The Carina Nebula, Mystic Mountain, NGC 3372.

The Carina Nebula, Mystic Mountain, NGC 3372.

10. Whirlpool Galaxy, NGC 5194

Although this image of the Whirlpool galaxy is well-known, it is undoubtedly the most spectacular panorama of natural beauty observed by humanity. The NGC 5194 spiral galaxy is about 23 million light years from Earth and has a width of 43,000 light years. Seen here with its smaller companion (NGC 5195), it can be easily seen with Earth-based telescopes, and it was discovered in 1773 by Charles Messier.

The Whirlpool galaxy's spiral structure is thought to be caused by a gravitational interaction with NGC 5195, which likely passed through its disk around 500 million years ago. The spiral structure produces dense regions of hydrogen gas, leading to a high rate of star formation and, thus, the glow of its spiral arms. The whirlpool galaxy is believed to have a black hole at its core.

The Whirlpool Galaxy, NGC 5194.

The Whirlpool Galaxy, NGC 5194.

Wondrous Cosmic Behemoths

The narratives of exploding stars and tumbling galaxies provided by astrophysicists from around the world add to the majestic natural beauty that has been revealed to us by Hubble. I hope you enjoyed learning about these wonders of the universe as much as I did. The selections were, of course, a matter of opinion. I invite you to explore the Hubble Telescope's online gallery to find hundreds more.

© 2013 Thomas Swan

Comments

Thomas Swan (author) from New Zealand on April 06, 2013:

Thanks madscientist! You've picked a great subject in my opinion! Astrophysics is where it's at. I got pulled into the world of nuclear physics and just lost interest after my doctorate. Now I'm more into psychology. I liked your inspirational hub about physics education. Thanks for visiting!

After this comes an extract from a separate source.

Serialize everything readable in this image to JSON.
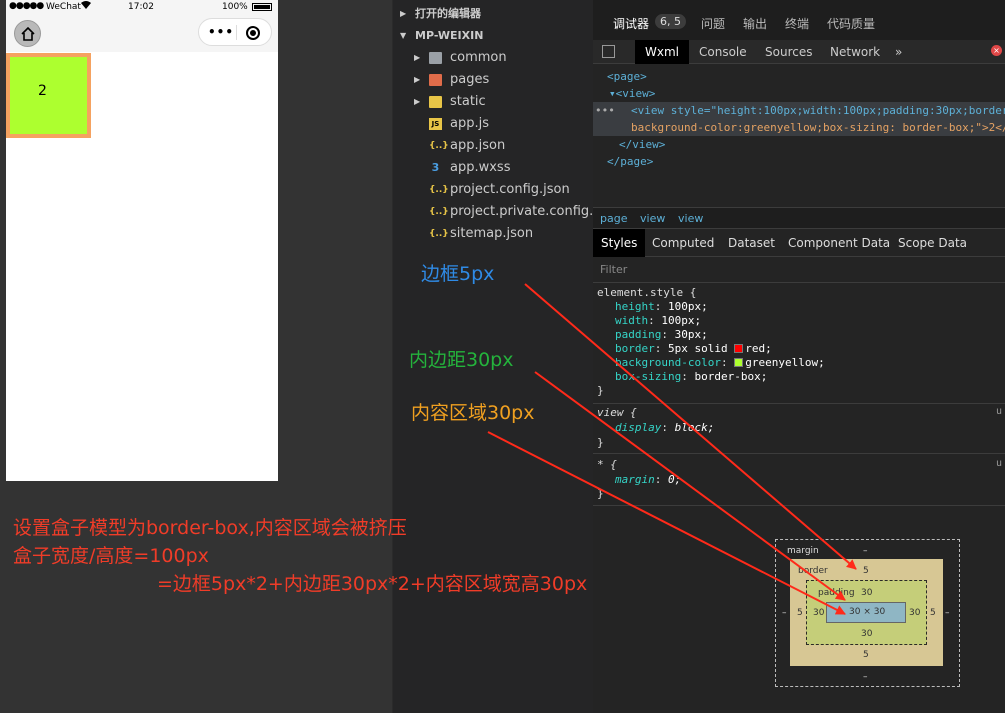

Thomas Swan (author) from New Zealand on April 06, 2013:

Cheers cydro! The Helix Nebula is a planetary nebula from a star that died and became a white dwarf, so not too surprising. It's great that such a beautiful nebula formed so close to Earth though! Yea, chemistry was good for me because I was a geek for remembering the different elements, but a couple of really awful chemistry teachers turned me off to the subject. I had a great physics teacher, and after reading `Cosmos' my mind was made up. I enjoyed your hub on moons by the way. Thanks for alerting me to your work with your comment here!

Dani Alicia from Florence, SC on April 05, 2013:

I love this article! I'm majoring in Physics with a minor in astronomy and someday maybe I'll discover some celestial body or something! Great job and great photos!

Blake Atkinson from Kentucky on April 04, 2013:

Friggin awesome hub.

I can't believe the Helix Nebula is only 700 light years away. I thought nebulas were more sparse than that.

I feel like we're similar people...I switched from chemistry to physics halfway through my college career.

Thomas Swan (author) from New Zealand on April 03, 2013:

Thank you billdo1603, sparkster, and livingsta!

Livingsta, I agree that astrophysics is where it really gets fascinating. To comprehend the full majesty of what we're looking at, we must know how big it is, how it became what it is, what it's made of, etc. Such direction is needed for one's imagination to truly flourish. I first became interested when I read Cosmos by Carl Sagan. Without that I probably would have studied Chemistry instead of Physics! Thanks for the vote, share and pin. Much appreciated!

livingsta from United Kingdom on April 03, 2013:

Awesome. Astronomy has always fascinated me. I took extra interest in astronomy after I read about the Black holes when in college. We had a unit on Astrophysics and that's when my enthusiasm grew and I did read some books, but over the recent years, I have lost touch.

This one is a very interesting hub. The Helix Nebula, gosh looks exactly like an eye. Thank you for sharing this hub with us.

Votes up, sharing and pinning.

Marc Hubs from United Kingdom on April 03, 2013:

A beautiful and fascinating hub indeed.

billd01603 from Worcester on April 02, 2013:

Wow! What incredible photos! That universe sure is amazing. Thanks for posting this Thomas Swan. Voted up and awesome!

Related Articles